Jeff Jarrett: A couple of months after that timing is everything and Global Force was inking a deal to promote Wrestle Kingdom 9 and they brought me into the Bullet Club with the suit and I whack Tanahashi. The true story and Tanahashi has told people that his own daughter was in tears just because of it. I am not saying that to say something about myself but collectively the group already has that aura around them. Then you have Bad Boy Tama Tonga and Bad Luck Fale and then Cody Hall, Scott Hall’s son. They just keep stair stepping it up, where it is without question the hottest faction in professional wrestling, bar none.”
TNA has seen peaks and valleys in the promotion’s existence. How did Jeff Jarrett envision the promotion initially, and to what do you attribute to its longevity?
Describe the Ring Ka King experience & working with Sonjay Dutt at the time.
Jeff Jarrett: “It was very rewarding. Endemol from India partnered up with us to be one of my favorite experiences in my entire career in India and be in that setting and with an off the charts group of unbelievable talent. No, not everyone got along but at times that’s what makes up a great locker room where there are egos and striving and competing to be the very best as there were experiences that were very unique.
Ring Ka King to this day was a result of the Colors Network. It was incredibly successful in ratings and I would love to go back over there and do another season. But the Indian television market is a unique one and that network quite frankly is like an NBC. It is a major broadcast network and professional wrestling doesn’t have a long term play over there but professional wrestling in India is wildly loved and has a real place in that country.”
I’ve recently had the fortune to speak to Nick Aldis & Chris Mordetzky (Chris Masters). Both give you a great deal of credit for your ability to find talent and assemble tremendous teams to further create opportunities. To what does Jeff Jarrett attribute this ability, awareness, and sense?
One of the things I absolutely loved about this business is going out there.
During your time in TNA, your on-screen character has seen a number of changes. To which feuds could Jeff Jarrett attribute further character development?
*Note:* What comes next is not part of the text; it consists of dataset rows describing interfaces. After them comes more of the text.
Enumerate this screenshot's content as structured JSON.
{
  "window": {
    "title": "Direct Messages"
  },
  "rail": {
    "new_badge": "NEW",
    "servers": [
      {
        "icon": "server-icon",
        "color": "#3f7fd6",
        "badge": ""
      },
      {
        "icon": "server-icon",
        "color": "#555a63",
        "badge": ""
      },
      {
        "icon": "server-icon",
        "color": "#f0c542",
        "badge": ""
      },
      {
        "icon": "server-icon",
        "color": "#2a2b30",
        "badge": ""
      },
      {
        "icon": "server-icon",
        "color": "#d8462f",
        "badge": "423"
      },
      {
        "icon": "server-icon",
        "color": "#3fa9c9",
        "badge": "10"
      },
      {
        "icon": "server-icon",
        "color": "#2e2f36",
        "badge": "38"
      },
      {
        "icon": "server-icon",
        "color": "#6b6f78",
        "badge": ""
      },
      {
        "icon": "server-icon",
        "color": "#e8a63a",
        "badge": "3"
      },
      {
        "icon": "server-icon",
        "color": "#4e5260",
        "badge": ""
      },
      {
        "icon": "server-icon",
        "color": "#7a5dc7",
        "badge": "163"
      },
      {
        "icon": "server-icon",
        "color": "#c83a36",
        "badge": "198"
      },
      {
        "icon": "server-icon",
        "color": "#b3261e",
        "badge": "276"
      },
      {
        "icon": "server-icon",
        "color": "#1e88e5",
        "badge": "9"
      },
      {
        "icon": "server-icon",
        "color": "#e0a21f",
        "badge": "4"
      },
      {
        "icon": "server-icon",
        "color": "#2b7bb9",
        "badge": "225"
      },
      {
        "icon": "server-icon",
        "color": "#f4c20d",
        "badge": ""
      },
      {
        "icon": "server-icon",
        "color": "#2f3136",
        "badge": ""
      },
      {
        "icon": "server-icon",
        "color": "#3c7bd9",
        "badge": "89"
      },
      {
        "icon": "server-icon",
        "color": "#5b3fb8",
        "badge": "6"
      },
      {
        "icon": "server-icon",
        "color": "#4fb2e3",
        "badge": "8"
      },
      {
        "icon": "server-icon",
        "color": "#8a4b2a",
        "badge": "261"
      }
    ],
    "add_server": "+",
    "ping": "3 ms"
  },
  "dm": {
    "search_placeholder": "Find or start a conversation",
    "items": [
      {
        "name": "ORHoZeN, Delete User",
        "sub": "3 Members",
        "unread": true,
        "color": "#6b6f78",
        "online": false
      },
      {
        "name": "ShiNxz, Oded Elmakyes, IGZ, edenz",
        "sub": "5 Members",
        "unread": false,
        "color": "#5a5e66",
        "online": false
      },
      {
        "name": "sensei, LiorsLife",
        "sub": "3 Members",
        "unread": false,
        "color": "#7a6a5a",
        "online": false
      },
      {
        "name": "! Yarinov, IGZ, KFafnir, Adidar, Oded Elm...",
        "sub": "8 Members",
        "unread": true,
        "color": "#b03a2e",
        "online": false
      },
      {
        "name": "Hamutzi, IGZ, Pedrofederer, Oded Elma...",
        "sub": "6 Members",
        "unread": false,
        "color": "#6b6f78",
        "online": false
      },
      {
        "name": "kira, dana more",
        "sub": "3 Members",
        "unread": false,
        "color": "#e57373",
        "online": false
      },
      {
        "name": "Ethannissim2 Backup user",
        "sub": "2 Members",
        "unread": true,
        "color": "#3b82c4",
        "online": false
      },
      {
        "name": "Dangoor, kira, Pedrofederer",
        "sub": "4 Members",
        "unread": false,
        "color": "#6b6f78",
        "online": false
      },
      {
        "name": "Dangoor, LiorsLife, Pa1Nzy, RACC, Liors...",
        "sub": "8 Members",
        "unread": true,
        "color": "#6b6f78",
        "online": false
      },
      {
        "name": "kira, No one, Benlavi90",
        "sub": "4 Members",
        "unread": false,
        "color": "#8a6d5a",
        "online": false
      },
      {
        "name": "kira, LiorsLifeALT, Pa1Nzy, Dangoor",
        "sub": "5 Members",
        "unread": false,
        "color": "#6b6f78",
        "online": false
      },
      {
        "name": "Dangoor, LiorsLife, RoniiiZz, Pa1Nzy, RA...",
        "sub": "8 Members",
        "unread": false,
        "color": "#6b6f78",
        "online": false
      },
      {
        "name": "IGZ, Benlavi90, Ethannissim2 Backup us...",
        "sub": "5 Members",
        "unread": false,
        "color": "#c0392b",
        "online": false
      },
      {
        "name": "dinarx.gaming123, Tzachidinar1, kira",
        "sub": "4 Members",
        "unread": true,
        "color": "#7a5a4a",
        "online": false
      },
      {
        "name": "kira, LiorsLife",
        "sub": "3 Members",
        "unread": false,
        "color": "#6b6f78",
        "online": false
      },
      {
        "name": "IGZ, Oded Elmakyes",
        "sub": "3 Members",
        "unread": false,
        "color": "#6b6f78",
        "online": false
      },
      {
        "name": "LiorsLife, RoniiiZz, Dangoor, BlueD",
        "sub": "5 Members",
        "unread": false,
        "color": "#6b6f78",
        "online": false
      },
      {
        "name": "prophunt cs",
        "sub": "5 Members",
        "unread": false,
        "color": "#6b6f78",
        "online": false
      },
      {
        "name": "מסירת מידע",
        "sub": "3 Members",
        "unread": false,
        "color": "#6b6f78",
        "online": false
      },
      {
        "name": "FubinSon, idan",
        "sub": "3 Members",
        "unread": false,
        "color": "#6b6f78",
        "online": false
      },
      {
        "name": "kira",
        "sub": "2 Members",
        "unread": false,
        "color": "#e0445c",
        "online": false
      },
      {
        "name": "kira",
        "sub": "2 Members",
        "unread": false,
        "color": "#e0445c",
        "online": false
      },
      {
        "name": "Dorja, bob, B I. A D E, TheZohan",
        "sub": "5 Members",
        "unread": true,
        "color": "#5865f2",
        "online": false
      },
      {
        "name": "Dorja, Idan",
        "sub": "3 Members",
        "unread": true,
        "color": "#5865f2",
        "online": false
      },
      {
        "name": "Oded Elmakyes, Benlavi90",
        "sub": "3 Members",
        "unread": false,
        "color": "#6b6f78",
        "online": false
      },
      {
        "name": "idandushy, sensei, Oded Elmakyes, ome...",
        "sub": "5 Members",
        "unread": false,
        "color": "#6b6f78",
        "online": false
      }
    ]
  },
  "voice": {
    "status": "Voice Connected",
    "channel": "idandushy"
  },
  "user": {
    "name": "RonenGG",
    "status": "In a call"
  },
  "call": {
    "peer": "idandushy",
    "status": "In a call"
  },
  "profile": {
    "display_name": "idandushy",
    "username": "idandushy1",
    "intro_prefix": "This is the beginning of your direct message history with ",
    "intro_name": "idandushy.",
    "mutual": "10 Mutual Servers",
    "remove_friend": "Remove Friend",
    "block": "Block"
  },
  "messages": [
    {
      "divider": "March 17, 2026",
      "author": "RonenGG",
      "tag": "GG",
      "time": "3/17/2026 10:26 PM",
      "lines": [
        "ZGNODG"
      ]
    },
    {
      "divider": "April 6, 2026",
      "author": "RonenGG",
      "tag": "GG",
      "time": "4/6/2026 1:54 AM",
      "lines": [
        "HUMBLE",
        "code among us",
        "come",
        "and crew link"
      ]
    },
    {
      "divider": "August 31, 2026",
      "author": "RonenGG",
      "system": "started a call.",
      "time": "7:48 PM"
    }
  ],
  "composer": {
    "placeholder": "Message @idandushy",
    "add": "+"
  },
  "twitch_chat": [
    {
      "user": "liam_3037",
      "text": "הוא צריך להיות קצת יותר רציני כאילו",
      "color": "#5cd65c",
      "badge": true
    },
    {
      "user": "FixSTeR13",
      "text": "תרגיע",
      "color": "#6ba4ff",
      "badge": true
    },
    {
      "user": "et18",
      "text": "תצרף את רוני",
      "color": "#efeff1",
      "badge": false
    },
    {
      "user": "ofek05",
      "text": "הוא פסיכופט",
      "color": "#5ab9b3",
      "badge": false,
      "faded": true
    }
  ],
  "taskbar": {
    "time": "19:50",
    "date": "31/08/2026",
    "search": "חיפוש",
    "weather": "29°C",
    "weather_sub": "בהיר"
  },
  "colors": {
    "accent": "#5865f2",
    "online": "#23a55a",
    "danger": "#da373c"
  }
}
The appearance and capture of the King of the Mountain title on TNA’S SLAMMIVERSARY pay-per-view stunned the wrestling world. What was the inspiration to create this appearance & match?
The birth and emergence of GFW has provided a new outlet for several former TNA, WWE and WCW talent. How did the idea come about? Is the Jeff Jarrett vision reminiscent of that of TNA’s initially? And how will the recent television deal allow for viewers all over the continent, and not just the U.S, see them?
Jeff Jarrett: “The vision is fundamentally, very different. It’s also because of the timing of things. I named the company April 7th, 2014 and went directly and worked to form alliances with major promotions in Japan, Mexico and independent promotions in South Africa, Europe, and Australia and really dialed in and the NEX GEN title was about giving guys opportunity which quite frankly is too many to name.